The fact that popular initiatives have enabled the public democratically to declare itself in favour of the State nuclear programme does not to our mind mean that a concrete judicial review would be devoid of purpose.

Indeed the majority have not challenged the principle that judicial review should lie, but have made it contingent on the existence of an arguable claim relating to the exercise of (civil) rights recognised in domestic law (see paragraph 54 of the judgment). Nor did they deny that such rights – for example the rights to life, to physical integrity and of property – were available to the applicants in the instant case under the Swiss legal order (see paragraph 55 of the judgment). However, they considered that the proceedings before the Federal Council did not “determine” a dispute (contestation) over those rights (loc. cit.), as, in their view, the link between the Council's decision and the applicants' rights was too tenuous and remote (see paragraph 46 of the judgment). In reaching that conclusion, they referred in paragraph 51 to the finding in the Balmer-Schafroth and Others v. Switzerland judgment of 26 August 1997 (Reports of Judgments and Decisions 1997-IV) and, in particular, paragraph 40 thereof, that the applicants had failed to show that the operation of the power plant had exposed them personally to a danger that was not only serious but also specific and, above all, imminent. The majority added (see paragraph 48 of the judgment) that the applicants' arguments had to be sufficiently tenable.

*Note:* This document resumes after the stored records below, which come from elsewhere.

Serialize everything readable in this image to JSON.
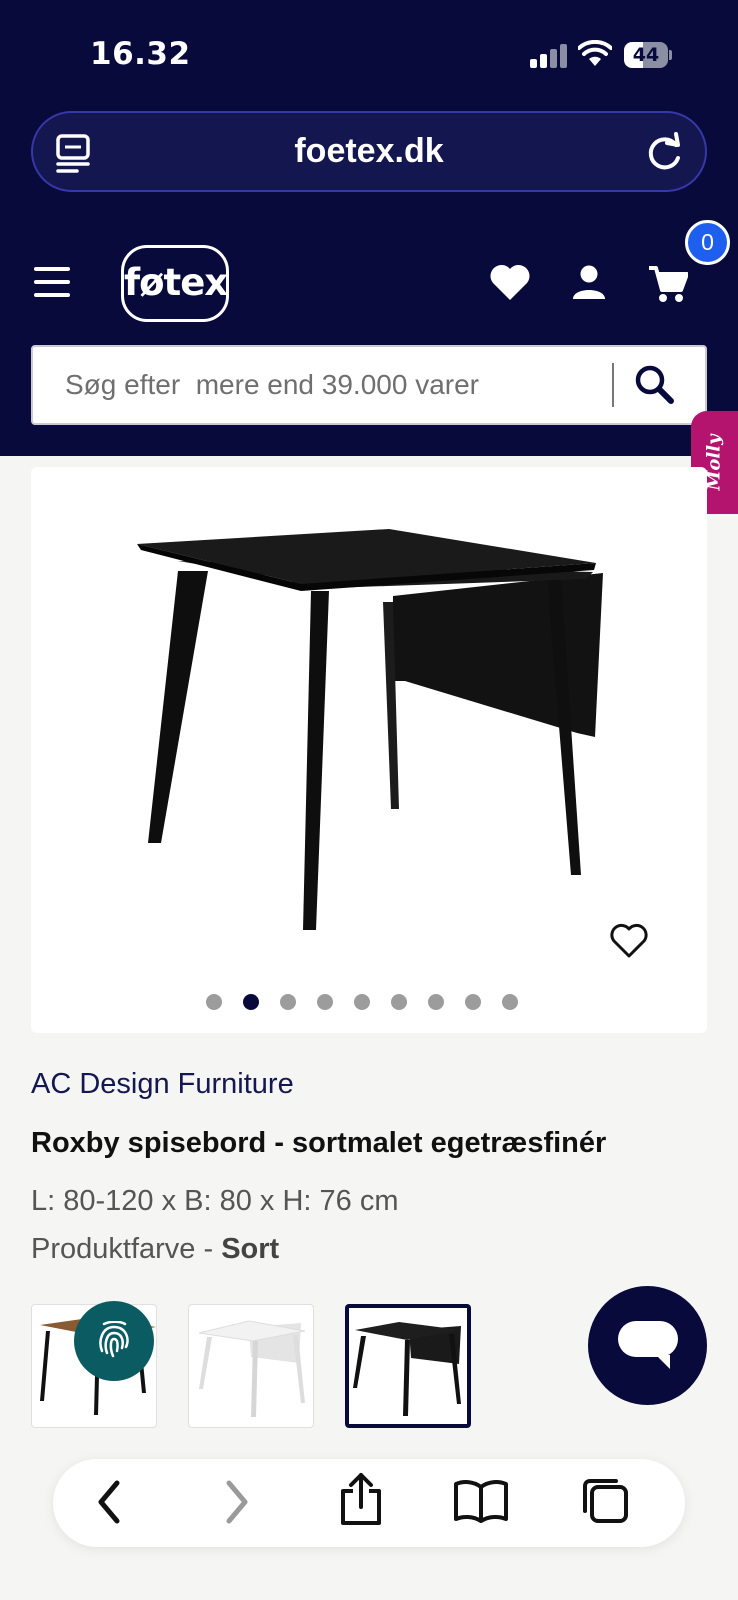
{
  "status_bar": {
    "time": "16.32",
    "battery": "44",
    "battery_level": 0.44
  },
  "browser": {
    "url": "foetex.dk"
  },
  "header": {
    "logo": "føtex",
    "cart_count": "0",
    "search_placeholder": "Søg efter  mere end 39.000 varer"
  },
  "side_tab": {
    "label": "Molly"
  },
  "gallery": {
    "image_count": 9,
    "active_index": 1
  },
  "product": {
    "brand": "AC Design Furniture",
    "title": "Roxby spisebord - sortmalet egetræsfinér",
    "dimensions": "L: 80-120 x B: 80 x H: 76 cm",
    "color_label": "Produktfarve - ",
    "color_value": "Sort",
    "variants": [
      "walnut",
      "white",
      "black"
    ],
    "selected_variant": "black"
  },
  "colors": {
    "navy": "#070a3a",
    "accent_blue": "#1e5ff0",
    "molly_pink": "#b4136e",
    "fingerprint_teal": "#0b5b63"
  }
}
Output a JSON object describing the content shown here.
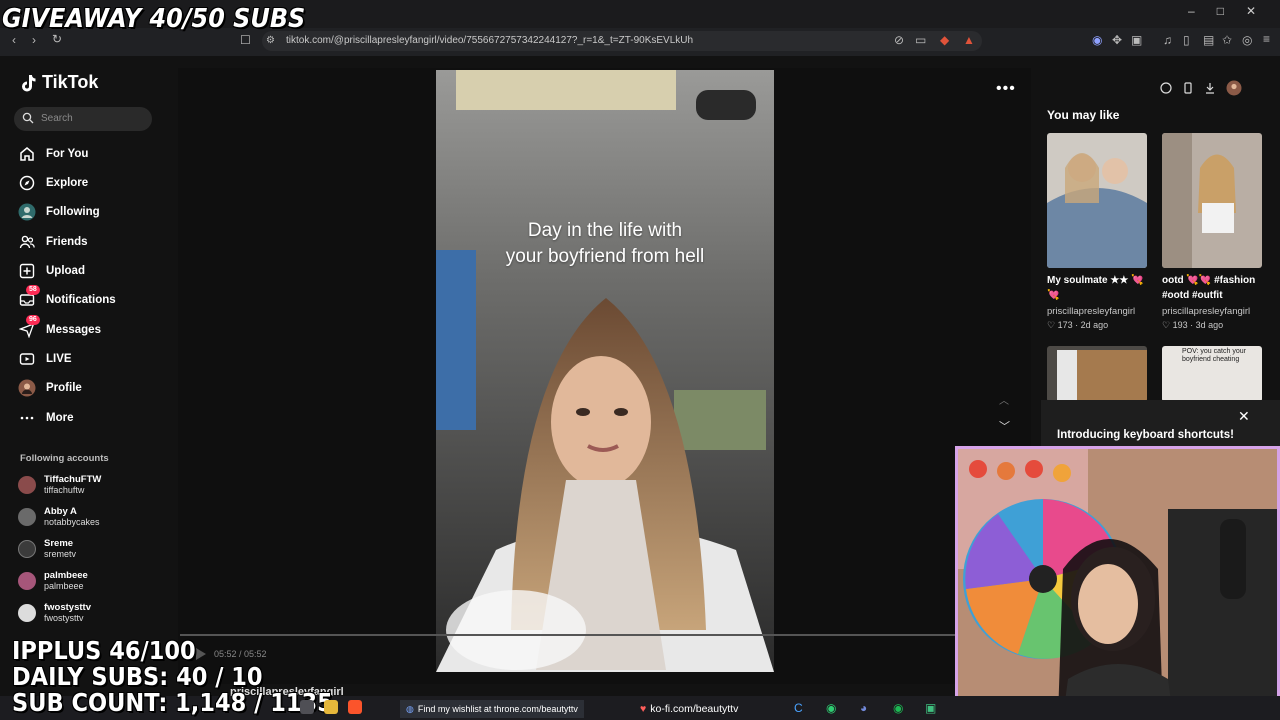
{
  "browser": {
    "url": "tiktok.com/@priscillapresleyfangirl/video/7556672757342244127?_r=1&_t=ZT-90KsEVLkUh",
    "window_controls": [
      "–",
      "□",
      "✕"
    ]
  },
  "overlay": {
    "giveaway": "GIVEAWAY 40/50 SUBS",
    "ipplus": "IPPLUS 46/100",
    "daily_subs": "DAILY SUBS: 40 / 10",
    "sub_count": "SUB COUNT: 1,148 / 1135"
  },
  "tiktok": {
    "brand": "TikTok",
    "search_placeholder": "Search",
    "nav": [
      {
        "label": "For You",
        "icon": "home-icon"
      },
      {
        "label": "Explore",
        "icon": "compass-icon"
      },
      {
        "label": "Following",
        "icon": "following-avatar-icon"
      },
      {
        "label": "Friends",
        "icon": "friends-icon"
      },
      {
        "label": "Upload",
        "icon": "upload-icon"
      },
      {
        "label": "Notifications",
        "icon": "inbox-icon",
        "badge": "58"
      },
      {
        "label": "Messages",
        "icon": "send-icon",
        "badge": "96"
      },
      {
        "label": "LIVE",
        "icon": "live-icon"
      },
      {
        "label": "Profile",
        "icon": "profile-avatar-icon"
      },
      {
        "label": "More",
        "icon": "more-icon"
      }
    ],
    "following_header": "Following accounts",
    "following_accounts": [
      {
        "name": "TiffachuFTW",
        "handle": "tiffachuftw",
        "color": "#8a4b4b"
      },
      {
        "name": "Abby A",
        "handle": "notabbycakes",
        "color": "#6a6a6a"
      },
      {
        "name": "Sreme",
        "handle": "sremetv",
        "color": "#3b3b3b"
      },
      {
        "name": "palmbeee",
        "handle": "palmbeee",
        "color": "#a6567a"
      },
      {
        "name": "fwostysttv",
        "handle": "fwostysttv",
        "color": "#dcdcdc"
      }
    ]
  },
  "video": {
    "caption_line1": "Day in the life with",
    "caption_line2": "your boyfriend from hell",
    "time": "05:52 / 05:52",
    "username": "priscillapresleyfangirl"
  },
  "right_panel": {
    "heading": "You may like",
    "cards": [
      {
        "title": "My soulmate ★★ 💘💘",
        "user": "priscillapresleyfangirl",
        "meta": "♡ 173 · 2d ago"
      },
      {
        "title": "ootd 💘💘 #fashion #ootd #outfit",
        "user": "priscillapresleyfangirl",
        "meta": "♡ 193 · 3d ago"
      }
    ],
    "thumb_caption_4": "POV: you catch your boyfriend cheating",
    "keyboard_banner": "Introducing keyboard shortcuts!"
  },
  "taskbar": {
    "wishlist_text": "Find my wishlist at throne.com/beautyttv",
    "kofi_text": "ko-fi.com/beautyttv"
  },
  "colors": {
    "accent": "#fe2c55",
    "webcam_border": "#d6a3e8",
    "background": "#121212"
  }
}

One might of course question whether it is possible to establish that the danger exists to the requisite degree. For example, it is virtually impossible to prove imminent danger in the case of inherently dangerous installations: the catastrophes that have happened in a number of countries were obviously unforeseeable or, in any event, unforeseen.

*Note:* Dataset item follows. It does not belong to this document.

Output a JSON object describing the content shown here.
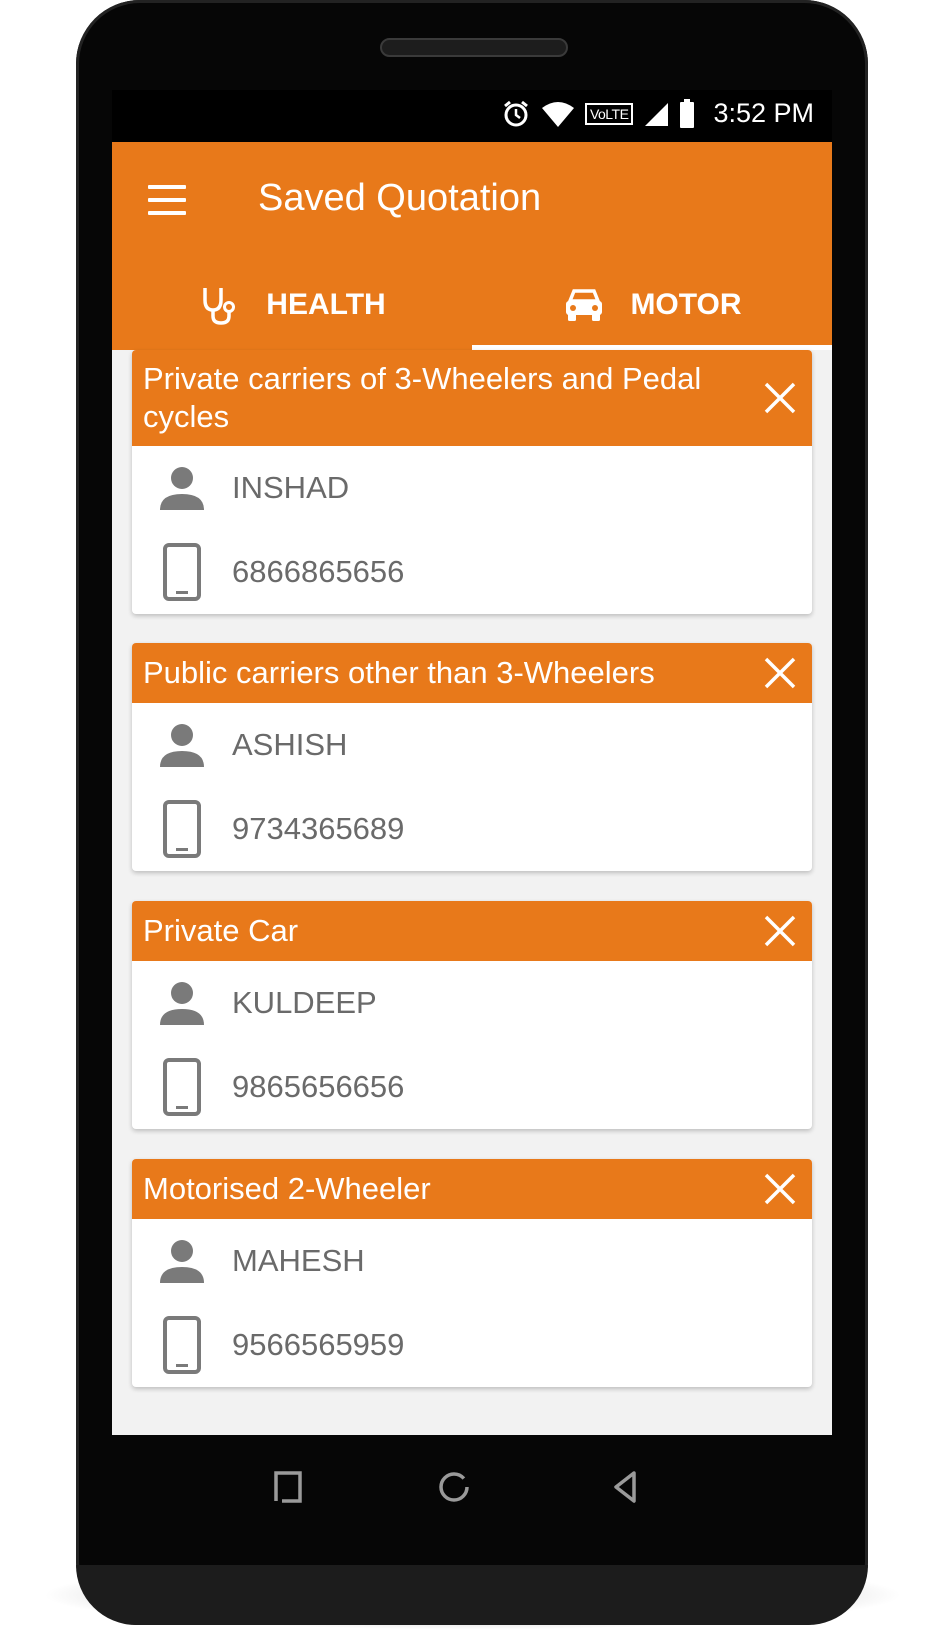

That, however, is not the fundamental issue. Without judicial review, the executive's decision could not be challenged before the domestic courts. To our minds, it was for the domestic courts to assess whether the applicants had established a sufficiently close link between the operation of the power plant and their rights, in particular to life and to physical integrity. By substituting its own (judicial) assessment for that of a non-existent domestic court, we consider that our Court has effectively reversed the subsidiarity principle on which its case-law is largely based. It has in effect acted as a court of first instance; yet paragraph 51 of the judgment, for instance, shows the extent to which the analysis which the Court had to carry out was of a technical nature. By allowing a governmental body to act as both judge and party, it has not taken the principle of the rule of law expressed in the Preamble to the Convention to its logical conclusion. It is obviously prudent to avoid an actio popularis. It is in our view, however, preferable for the national courts who are better placed, rather than the European Court, to decide whether appeals such as the applicants' amount to that type of action.

Like considerations lead us, mutatis mutandis, to consider that Article 13 was applicable in the instant case. The claim was arguable and an effective remedy should therefore have existed. Filing an objection with the Federal Council, from which body no appeal lay, did not constitute such a remedy.

For these reasons, we have voted against the opinion of the majority on these two points.

1.  Note by the Registry. Protocol No. 11 came into force on 1 November 1998.


2.  Note by the Registry. The full text of the Commission’s opinion and of the separate opinion contained in the report will be reproduced as an annex to the final printed version of the judgment (in the official reports of selected judgments and decisions of the Court), but in the meantime a copy of the Commission’s report is obtainable from the Registry.



ATHANASSOGLOU AND OTHERS v. SWITZERLAND JUDGMENT 


ATHANASSOGLOU AND OTHERS v. SWITZERLAND JUDGMENT –

Joint dissenting opinion